It is safe to say that no prehistoric monument in Great Britain has given rise to more speculation as to its origin, date and purpose; and although the few hoary stones still extant are but a small portion of the original structure they are still sufficiently imposing to excite the wonder of the passing traveller, and mysterious enough to puzzle the antiquary.

But Alphonso did not use his freedom to act legibus solutus except against such hoary and incorrigible intriguers as Don Juan ci Tuerto or the Caballero Diego Gil, whom he beheaded with seventeen of his men after promising them security for their lives.

The general colour is deep liver-brown, silvered or frosted with the hoary tips of the longer stiff hairs.

Pilocereus, the old man cactus, forms a small genus with tallish erect, fleshy, angulate stems, on which, with the tufts of spines, are developed hair-like bodies, which, though rather coarse, bear some resemblance to the hoary locks of an old man.

A nearly related form, which may be regarded as a sub-species, canescens, the grey poplar of the nurseryman, is distinguished from the true abele by its smaller, less deeply cut leaves, which are grey on the upper side, but not so hoary beneath as those of P. alba; the pistil has eight stigma lobes.

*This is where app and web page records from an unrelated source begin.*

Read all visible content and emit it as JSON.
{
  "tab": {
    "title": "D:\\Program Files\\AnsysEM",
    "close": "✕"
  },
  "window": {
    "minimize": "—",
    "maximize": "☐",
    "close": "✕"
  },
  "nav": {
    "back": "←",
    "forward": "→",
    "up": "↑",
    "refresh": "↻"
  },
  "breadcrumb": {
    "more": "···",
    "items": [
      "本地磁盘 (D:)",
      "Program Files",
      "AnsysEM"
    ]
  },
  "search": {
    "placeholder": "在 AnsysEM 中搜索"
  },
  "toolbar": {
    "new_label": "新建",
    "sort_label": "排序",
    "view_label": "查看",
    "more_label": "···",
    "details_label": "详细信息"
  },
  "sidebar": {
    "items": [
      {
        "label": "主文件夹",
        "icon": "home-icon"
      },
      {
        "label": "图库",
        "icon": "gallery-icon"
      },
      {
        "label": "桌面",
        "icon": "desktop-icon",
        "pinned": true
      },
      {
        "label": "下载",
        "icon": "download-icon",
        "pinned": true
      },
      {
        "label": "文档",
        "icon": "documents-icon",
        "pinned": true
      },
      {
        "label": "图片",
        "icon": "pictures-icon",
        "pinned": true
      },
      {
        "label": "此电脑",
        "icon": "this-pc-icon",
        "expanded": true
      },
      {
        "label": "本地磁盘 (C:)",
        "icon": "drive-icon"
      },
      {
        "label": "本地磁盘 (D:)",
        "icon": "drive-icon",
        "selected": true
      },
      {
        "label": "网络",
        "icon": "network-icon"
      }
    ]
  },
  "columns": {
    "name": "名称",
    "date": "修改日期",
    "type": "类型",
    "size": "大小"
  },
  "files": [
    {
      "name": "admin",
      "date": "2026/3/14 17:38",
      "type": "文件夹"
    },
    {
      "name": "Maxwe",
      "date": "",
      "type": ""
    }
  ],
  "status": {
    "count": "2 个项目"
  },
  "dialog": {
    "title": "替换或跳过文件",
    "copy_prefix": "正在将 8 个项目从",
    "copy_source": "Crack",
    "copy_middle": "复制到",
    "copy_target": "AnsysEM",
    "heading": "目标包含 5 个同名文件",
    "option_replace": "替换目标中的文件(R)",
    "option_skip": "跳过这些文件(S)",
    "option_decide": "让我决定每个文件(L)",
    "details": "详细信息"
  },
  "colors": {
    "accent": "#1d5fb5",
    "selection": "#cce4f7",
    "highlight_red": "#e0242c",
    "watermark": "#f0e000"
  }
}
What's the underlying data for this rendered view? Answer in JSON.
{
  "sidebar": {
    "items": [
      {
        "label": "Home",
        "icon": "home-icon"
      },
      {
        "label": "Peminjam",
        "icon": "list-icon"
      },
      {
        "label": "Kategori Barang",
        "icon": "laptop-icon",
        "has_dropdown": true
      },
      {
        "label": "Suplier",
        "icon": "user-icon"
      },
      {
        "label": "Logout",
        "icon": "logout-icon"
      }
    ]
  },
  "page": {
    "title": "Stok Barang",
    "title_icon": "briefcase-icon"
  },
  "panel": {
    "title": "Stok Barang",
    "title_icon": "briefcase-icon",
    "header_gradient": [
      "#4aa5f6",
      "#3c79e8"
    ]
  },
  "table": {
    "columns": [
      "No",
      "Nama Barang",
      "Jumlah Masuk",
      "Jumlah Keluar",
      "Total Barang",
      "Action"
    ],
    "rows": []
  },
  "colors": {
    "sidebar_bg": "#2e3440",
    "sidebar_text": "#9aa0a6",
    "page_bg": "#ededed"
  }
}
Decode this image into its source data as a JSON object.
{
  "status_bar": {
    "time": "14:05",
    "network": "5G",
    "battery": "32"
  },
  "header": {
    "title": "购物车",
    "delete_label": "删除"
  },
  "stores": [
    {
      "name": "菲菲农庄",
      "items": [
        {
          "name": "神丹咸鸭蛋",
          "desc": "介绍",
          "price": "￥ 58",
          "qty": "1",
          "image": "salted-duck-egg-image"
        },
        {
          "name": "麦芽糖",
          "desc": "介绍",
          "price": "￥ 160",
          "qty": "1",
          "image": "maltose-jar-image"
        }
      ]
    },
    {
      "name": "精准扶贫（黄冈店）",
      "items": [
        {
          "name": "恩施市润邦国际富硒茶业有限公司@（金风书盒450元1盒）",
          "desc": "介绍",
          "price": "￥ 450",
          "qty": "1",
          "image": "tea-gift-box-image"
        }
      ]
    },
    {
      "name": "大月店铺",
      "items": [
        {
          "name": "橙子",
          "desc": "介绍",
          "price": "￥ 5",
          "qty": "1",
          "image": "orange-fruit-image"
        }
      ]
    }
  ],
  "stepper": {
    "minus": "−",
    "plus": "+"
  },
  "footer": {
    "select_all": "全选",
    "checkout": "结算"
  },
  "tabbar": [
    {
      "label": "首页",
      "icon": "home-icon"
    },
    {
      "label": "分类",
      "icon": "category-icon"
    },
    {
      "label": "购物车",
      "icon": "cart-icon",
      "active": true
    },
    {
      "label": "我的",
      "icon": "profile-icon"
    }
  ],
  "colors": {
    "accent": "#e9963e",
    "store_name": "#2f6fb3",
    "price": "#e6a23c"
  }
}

Of the European kinds one of the most important and best marked forms is the white poplar or abele, P. alba, a tree of large size, with rounded spreading head and curved branches, which, like the trunk, are covered with a greyish white bark, becoming much furrowed on old stems. The leaves are ovate or nearly round in general outline, but with deeply waved, more or less lobed and indented margins and cordate base; the upper side is of a dark green tint, but the lower surface is clothed with a dense white down, which likewise covers the young shoots - giving, with the bark, a hoary aspect to the whole tree.